The pandemic has challenged Caroline to think about her daily work in a new way. She’s using data science and analysis skills to better understand how this international situation will change forecasts and behavior.
With F-35s flying outside her home every day, it’s a good reminder her job has not become any less important. In order to maintain the mission readiness in this military fleet, it is vital that she continues to support the development of analytic tools for our engineers, managers, operations, and customers.
Caroline relies on virtual technology now more than ever. She’s changed her workspace and incorporated more ways to virtually connect with her teammates, enabling her to stay home safe with her loved ones and animals and maintain a creative, productive team.
Virtual work extends across the globe as Lockheed Martin is responsible for maintaining a number of systems and platforms for customers and allies. One system in particular is the Joint Asset Management and Engineering Solution (JAMES), a key logistics system helping the British Army deliver PPE to NHS locations up and down the country for COVID-19.
“Almost immediately JAMES was deemed a critical program by the UK Ministry of Defence (MoD) to enable the MoD and the Armed Forces to maintain asset management capability during COVID-19,” says Paul Henderson, JAMES Deputy Program Manager. “With all Lockheed Martin staff working from home during this time, I am delighted to say that the program has been able to maintain the capability to Armed Forces personnel in the UK and on operations around the world.”
JAMES is relied upon by the British Army, Royal Navy and Royal Air Force to improve operational effectiveness and quick, cost-effective decision making.
Kristin Barrackman leads a team of Lockheed Martin software engineers who are developing the next generation satellite capability, SmartSatTM. Now that they’re working remotely, she’s taking extra care to keep the team connected while working together virtually by organizing more online gatherings and lighthearted games to ensure the team still feels connected — and has a little bit of fun, too.
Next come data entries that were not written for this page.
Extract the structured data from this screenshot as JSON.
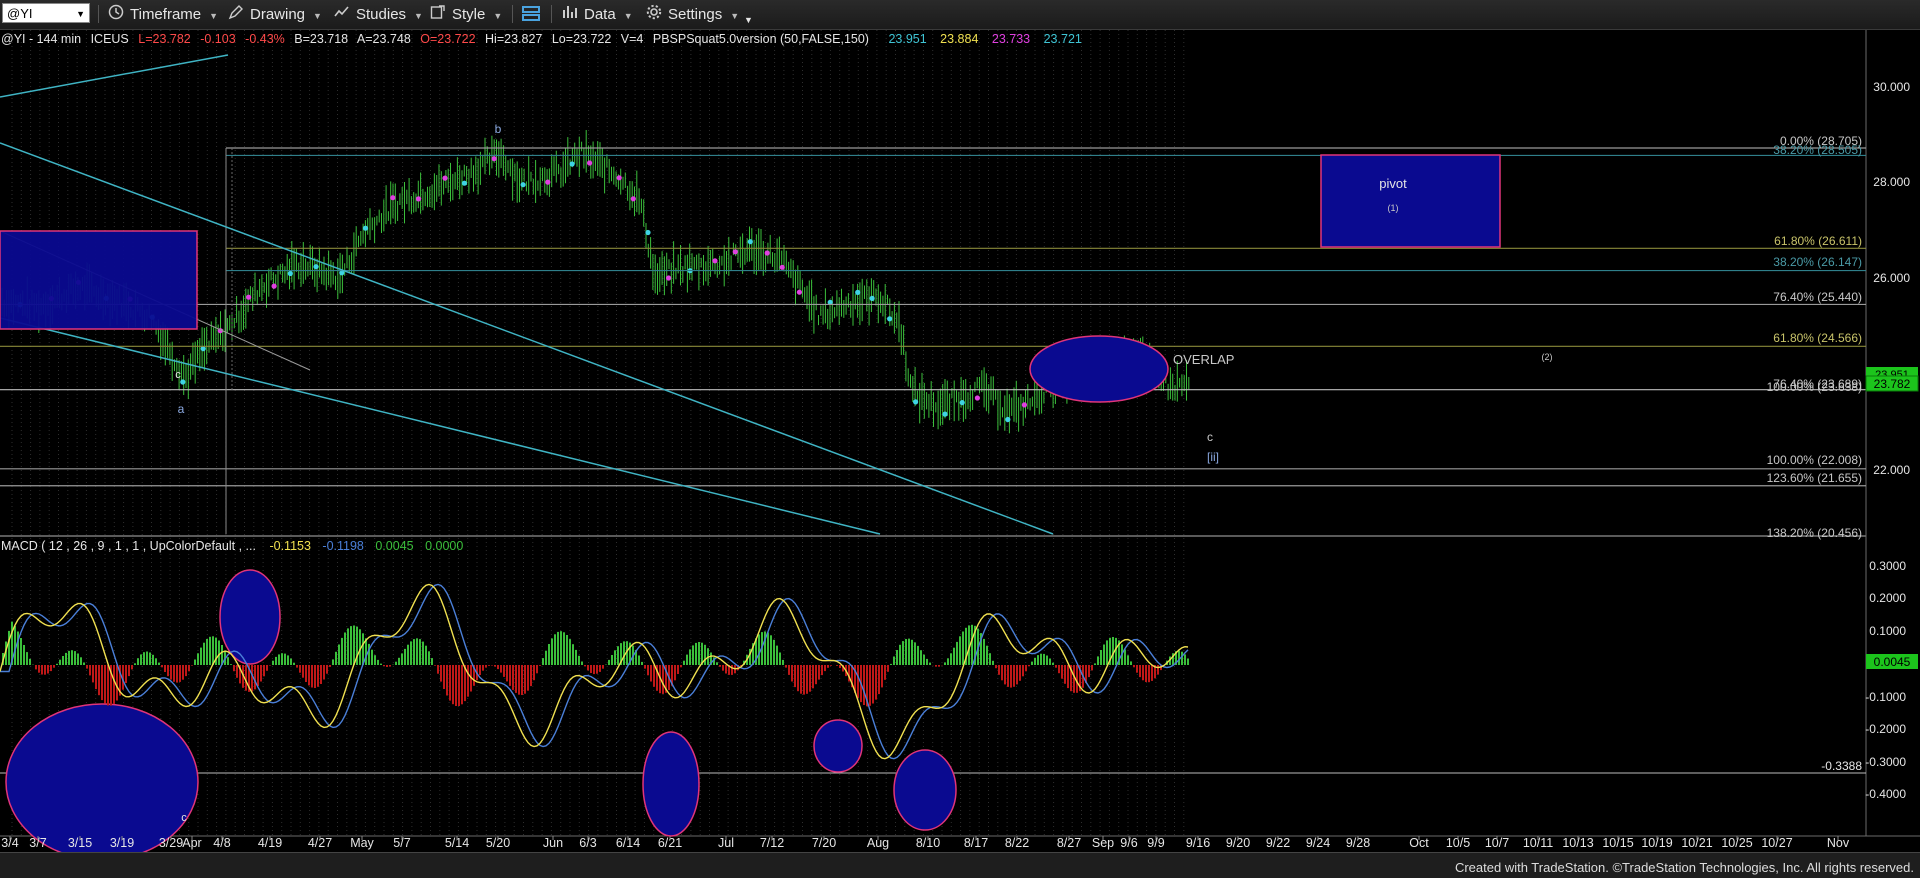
{
  "toolbar": {
    "symbol": "@YI",
    "timeframe": "Timeframe",
    "drawing": "Drawing",
    "studies": "Studies",
    "style": "Style",
    "data": "Data",
    "settings": "Settings"
  },
  "legend": {
    "symbol": "@YI - 144 min",
    "exchange": "ICEUS",
    "last": "L=23.782",
    "change": "-0.103",
    "change_pct": "-0.43%",
    "bid": "B=23.718",
    "ask": "A=23.748",
    "open": "O=23.722",
    "high": "Hi=23.827",
    "low": "Lo=23.722",
    "volume": "V=4",
    "study": "PBSPSquat5.0version (50,FALSE,150)",
    "v1": "23.951",
    "v2": "23.884",
    "v3": "23.733",
    "v4": "23.721"
  },
  "macd_legend": {
    "label": "MACD ( 12 , 26 , 9 , 1 , 1 , UpColorDefault , ...",
    "v1": "-0.1153",
    "v2": "-0.1198",
    "v3": "0.0045",
    "v4": "0.0000"
  },
  "price_axis": [
    "30.000",
    "28.000",
    "26.000",
    "22.000"
  ],
  "price_tags": {
    "upper": "23.951",
    "last": "23.782"
  },
  "macd_axis": [
    "0.3000",
    "0.2000",
    "0.1000",
    "-0.1000",
    "-0.2000",
    "-0.3000",
    "-0.4000"
  ],
  "macd_tag": "0.0045",
  "macd_level": "-0.3388",
  "fib_labels": [
    "0.00% (28.705)",
    "38.20% (28.505)",
    "61.80% (26.611)",
    "38.20% (26.147)",
    "76.40% (25.440)",
    "61.80% (24.566)",
    "76.40% (23.689)",
    "100.00% (23.638)",
    "100.00% (22.008)",
    "123.60% (21.655)",
    "138.20% (20.456)"
  ],
  "annotations": {
    "pivot": "pivot",
    "pivot_sub": "(1)",
    "overlap": "OVERLAP",
    "two": "(2)",
    "b": "b",
    "a": "a",
    "c_left": "c",
    "c": "c",
    "ii": "[ii]",
    "c_macd": "c"
  },
  "x_axis": [
    "3/4",
    "3/7",
    "3/15",
    "3/19",
    "3/29",
    "Apr",
    "4/8",
    "4/19",
    "4/27",
    "May",
    "5/7",
    "5/14",
    "5/20",
    "Jun",
    "6/3",
    "6/14",
    "6/21",
    "Jul",
    "7/12",
    "7/20",
    "Aug",
    "8/10",
    "8/17",
    "8/22",
    "8/27",
    "Sep",
    "9/6",
    "9/9",
    "9/16",
    "9/20",
    "9/22",
    "9/24",
    "9/28",
    "Oct",
    "10/5",
    "10/7",
    "10/11",
    "10/13",
    "10/15",
    "10/19",
    "10/21",
    "10/25",
    "10/27",
    "Nov"
  ],
  "credit": "Created with TradeStation. ©TradeStation Technologies, Inc. All rights reserved.",
  "colors": {
    "bull": "#3bbf3b",
    "bear": "#c01818",
    "macd": "#f0e050",
    "signal": "#4a7fd8",
    "box": "#0a0a90",
    "channel": "#3fb4c4"
  }
}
As a Software Factory, the team was able to transition to working from home smoothly. The group recently finished planning for an upcoming software release. Over the course of three days, they virtually mapped out 12 weeks of work using a cadre of tools like virtual whiteboards and breakout rooms.
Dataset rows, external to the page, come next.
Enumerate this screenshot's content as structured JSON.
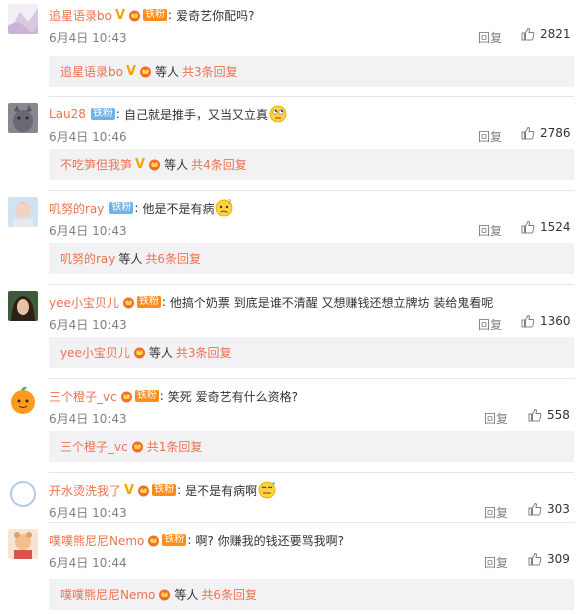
{
  "comments": [
    {
      "user": "追星语录bo",
      "verified": "V",
      "fan": "铁粉",
      "text": "爱奇艺你配吗?",
      "time": "6月4日 10:43",
      "reply": "回复",
      "likes": "2821",
      "sub": {
        "user": "追星语录bo",
        "etc": "等人",
        "total": "共3条回复"
      }
    },
    {
      "user": "Lau28",
      "fan": "铁粉",
      "text": "自己就是推手，又当又立真",
      "time": "6月4日 10:46",
      "reply": "回复",
      "likes": "2786",
      "sub": {
        "user": "不吃笋但我笋",
        "etc": "等人",
        "total": "共4条回复"
      }
    },
    {
      "user": "叽努的ray",
      "fan": "铁粉",
      "text": "他是不是有病",
      "time": "6月4日 10:43",
      "reply": "回复",
      "likes": "1524",
      "sub": {
        "user": "叽努的ray",
        "etc": "等人",
        "total": "共6条回复"
      }
    },
    {
      "user": "yee小宝贝儿",
      "fan": "铁粉",
      "text": "他搞个奶票 到底是谁不清醒 又想赚钱还想立牌坊 装给鬼看呢",
      "time": "6月4日 10:43",
      "reply": "回复",
      "likes": "1360",
      "sub": {
        "user": "yee小宝贝儿",
        "etc": "等人",
        "total": "共3条回复"
      }
    },
    {
      "user": "三个橙子_vc",
      "fan": "铁粉",
      "text": "笑死 爱奇艺有什么资格?",
      "time": "6月4日 10:43",
      "reply": "回复",
      "likes": "558",
      "sub": {
        "user": "三个橙子_vc",
        "etc": "",
        "total": "共1条回复"
      }
    },
    {
      "user": "开水烫洗我了",
      "verified": "V",
      "fan": "铁粉",
      "text": "是不是有病啊",
      "time": "6月4日 10:43",
      "reply": "回复",
      "likes": "303"
    },
    {
      "user": "噗噗熊尼尼Nemo",
      "fan": "铁粉",
      "text": "啊? 你赚我的钱还要骂我啊?",
      "time": "6月4日 10:44",
      "reply": "回复",
      "likes": "309",
      "sub": {
        "user": "噗噗熊尼尼Nemo",
        "etc": "等人",
        "total": "共6条回复"
      }
    }
  ],
  "icons": {
    "like": "thumbs-up-icon",
    "member": "vip-crown-icon",
    "emoji_eyeroll": "eye-roll-emoji",
    "emoji_confused": "confused-emoji",
    "emoji_doh": "doh-emoji"
  },
  "colors": {
    "username": "#eb7350",
    "meta": "#808080",
    "fan_badge": "#ff8c1a",
    "fan_badge_blue": "#6fb2e8",
    "sub_background": "#f2f2f5"
  }
}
When it’s safe to return to the office, Barrackman plans to bring some of her virtual best practices with her.
“We've made an extra effort to have employee tag-ups now that we’re virtual. I wasn't having them as consistently as before, and I have really seen the benefit setting aside a few minutes to catch up with team members individually to talk about work and life outside of work. I’ll be continuing that in the future,” said Barrackman.
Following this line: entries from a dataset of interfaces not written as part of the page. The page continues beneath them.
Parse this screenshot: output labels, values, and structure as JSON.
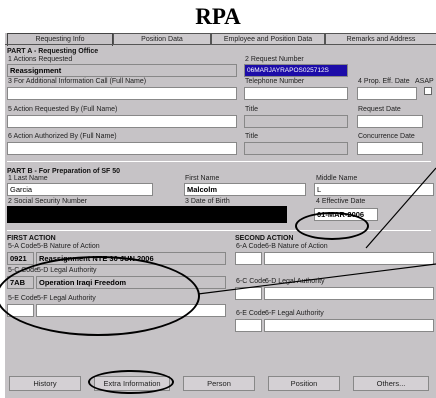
{
  "title": "RPA",
  "tabs": [
    "Requesting Info",
    "Position Data",
    "Employee and Position Data",
    "Remarks and Address"
  ],
  "part_a": {
    "heading": "PART A - Requesting Office",
    "actions_requested_label": "1 Actions Requested",
    "actions_requested_value": "Reassignment",
    "request_number_label": "2 Request Number",
    "request_number_value": "06MARJAYRAPOS025712S",
    "additional_info_label": "3 For Additional Information Call (Full Name)",
    "telephone_label": "Telephone Number",
    "prop_eff_date_label": "4 Prop. Eff. Date",
    "asap_label": "ASAP",
    "action_requested_by_label": "5 Action Requested By (Full Name)",
    "title_label_1": "Title",
    "request_date_label": "Request Date",
    "action_authorized_by_label": "6 Action Authorized By (Full Name)",
    "title_label_2": "Title",
    "concurrence_date_label": "Concurrence Date"
  },
  "part_b": {
    "heading": "PART B - For Preparation of SF 50",
    "last_name_label": "1 Last Name",
    "last_name_value": "Garcia",
    "first_name_label": "First Name",
    "first_name_value": "Malcolm",
    "middle_name_label": "Middle Name",
    "middle_name_value": "L",
    "ssn_label": "2 Social Security Number",
    "dob_label": "3 Date of Birth",
    "effective_date_label": "4 Effective Date",
    "effective_date_value": "01-MAR-2006"
  },
  "first_action": {
    "heading": "FIRST ACTION",
    "noa_code_label": "5-A Code",
    "noa_label": "5-B Nature of Action",
    "noa_code_value": "0921",
    "noa_value": "Reassignment NTE 30 JUN 2006",
    "legal_code_label": "5-C Code",
    "legal_label": "5-D Legal Authority",
    "legal_code_value": "7AB",
    "legal_value": "Operation Iraqi Freedom",
    "e_code_label": "5-E Code",
    "f_label": "5-F Legal Authority"
  },
  "second_action": {
    "heading": "SECOND ACTION",
    "noa_code_label": "6-A Code",
    "noa_label": "6-B Nature of Action",
    "legal_code_label": "6-C Code",
    "legal_label": "6-D Legal Authority",
    "e_code_label": "6-E Code",
    "f_label": "6-F Legal Authority"
  },
  "buttons": [
    "History",
    "Extra Information",
    "Person",
    "Position",
    "Others..."
  ]
}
A new version of Lockheed Martin's flagship simulation software - Prepar3D Version 5 - launched on April 14 and the team adapted to get the software out to the flight simulation community.
Engineering program manager Chris Metel said, "We really get into the countdown to go live for every launch. We were online together for the countdown and the launch for this version too. That feeling of satisfaction that our work is out and helping people train is the greatest. The best part is we have only used a fraction of the new engines capabilities and look forward to benefit from these capabilities as v5 development continues."